_Exercise prompt:_
Gather up every line from the entries below that uses the word "iframeを埋め込んで表示する".

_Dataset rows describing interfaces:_
^^^^

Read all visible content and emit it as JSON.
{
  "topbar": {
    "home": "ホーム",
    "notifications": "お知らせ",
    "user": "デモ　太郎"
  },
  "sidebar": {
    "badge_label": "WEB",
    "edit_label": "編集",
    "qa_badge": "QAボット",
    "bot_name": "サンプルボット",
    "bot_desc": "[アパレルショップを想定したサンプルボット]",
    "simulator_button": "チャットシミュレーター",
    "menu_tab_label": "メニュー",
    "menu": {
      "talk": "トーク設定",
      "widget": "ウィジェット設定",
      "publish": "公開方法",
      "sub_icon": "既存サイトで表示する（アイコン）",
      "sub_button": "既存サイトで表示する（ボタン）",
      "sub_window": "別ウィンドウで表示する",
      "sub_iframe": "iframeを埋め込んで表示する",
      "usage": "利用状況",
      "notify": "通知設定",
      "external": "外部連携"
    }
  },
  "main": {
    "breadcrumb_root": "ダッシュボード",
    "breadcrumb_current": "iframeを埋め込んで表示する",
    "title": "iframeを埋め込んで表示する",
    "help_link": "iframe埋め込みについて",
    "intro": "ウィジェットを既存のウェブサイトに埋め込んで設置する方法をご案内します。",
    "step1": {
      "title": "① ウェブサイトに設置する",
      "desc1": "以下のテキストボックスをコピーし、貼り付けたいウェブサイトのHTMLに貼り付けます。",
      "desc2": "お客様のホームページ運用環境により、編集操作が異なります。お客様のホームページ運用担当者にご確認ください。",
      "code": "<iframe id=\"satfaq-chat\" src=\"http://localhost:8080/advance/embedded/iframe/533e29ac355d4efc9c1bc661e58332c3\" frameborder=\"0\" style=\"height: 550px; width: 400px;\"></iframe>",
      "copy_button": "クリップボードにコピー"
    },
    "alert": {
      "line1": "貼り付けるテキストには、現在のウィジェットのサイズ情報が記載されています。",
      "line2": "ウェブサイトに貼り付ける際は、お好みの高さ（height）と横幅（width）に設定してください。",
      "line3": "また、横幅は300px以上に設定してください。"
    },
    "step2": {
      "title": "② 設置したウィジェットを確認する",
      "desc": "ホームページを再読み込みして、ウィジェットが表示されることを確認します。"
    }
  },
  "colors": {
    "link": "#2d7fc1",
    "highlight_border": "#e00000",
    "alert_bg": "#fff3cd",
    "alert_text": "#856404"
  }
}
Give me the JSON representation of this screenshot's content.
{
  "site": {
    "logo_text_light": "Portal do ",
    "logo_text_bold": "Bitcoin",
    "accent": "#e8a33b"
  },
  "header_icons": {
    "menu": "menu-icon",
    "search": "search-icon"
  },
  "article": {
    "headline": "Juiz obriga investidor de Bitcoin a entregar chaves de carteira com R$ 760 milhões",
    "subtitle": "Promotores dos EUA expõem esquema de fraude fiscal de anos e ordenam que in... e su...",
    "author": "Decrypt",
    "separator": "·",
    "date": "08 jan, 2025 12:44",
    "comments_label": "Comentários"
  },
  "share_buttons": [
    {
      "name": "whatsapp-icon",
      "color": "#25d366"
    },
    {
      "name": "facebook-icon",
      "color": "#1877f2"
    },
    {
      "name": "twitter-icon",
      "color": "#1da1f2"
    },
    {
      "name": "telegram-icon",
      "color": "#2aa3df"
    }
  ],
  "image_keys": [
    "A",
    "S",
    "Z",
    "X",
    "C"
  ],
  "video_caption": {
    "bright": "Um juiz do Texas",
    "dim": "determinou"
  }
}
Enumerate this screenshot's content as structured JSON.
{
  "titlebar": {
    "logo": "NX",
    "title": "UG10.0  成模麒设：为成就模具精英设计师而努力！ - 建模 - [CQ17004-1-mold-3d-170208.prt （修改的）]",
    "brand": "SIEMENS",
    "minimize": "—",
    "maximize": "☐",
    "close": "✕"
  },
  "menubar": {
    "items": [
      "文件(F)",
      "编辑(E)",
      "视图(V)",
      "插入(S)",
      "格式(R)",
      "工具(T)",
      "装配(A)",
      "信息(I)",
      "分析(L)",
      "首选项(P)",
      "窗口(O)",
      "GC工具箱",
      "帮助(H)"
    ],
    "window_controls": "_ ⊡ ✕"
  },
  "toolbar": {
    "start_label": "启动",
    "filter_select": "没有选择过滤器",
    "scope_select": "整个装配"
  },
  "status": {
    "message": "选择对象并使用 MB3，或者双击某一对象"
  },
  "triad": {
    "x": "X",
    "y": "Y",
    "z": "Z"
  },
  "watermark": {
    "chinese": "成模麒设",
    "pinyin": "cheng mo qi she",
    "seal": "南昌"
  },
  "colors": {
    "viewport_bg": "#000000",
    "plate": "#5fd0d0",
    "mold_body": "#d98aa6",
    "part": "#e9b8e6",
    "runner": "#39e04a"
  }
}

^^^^

_Solution to this task:_
      "sub_iframe": "iframeを埋め込んで表示する",
    "breadcrumb_current": "iframeを埋め込んで表示する",
    "title": "iframeを埋め込んで表示する",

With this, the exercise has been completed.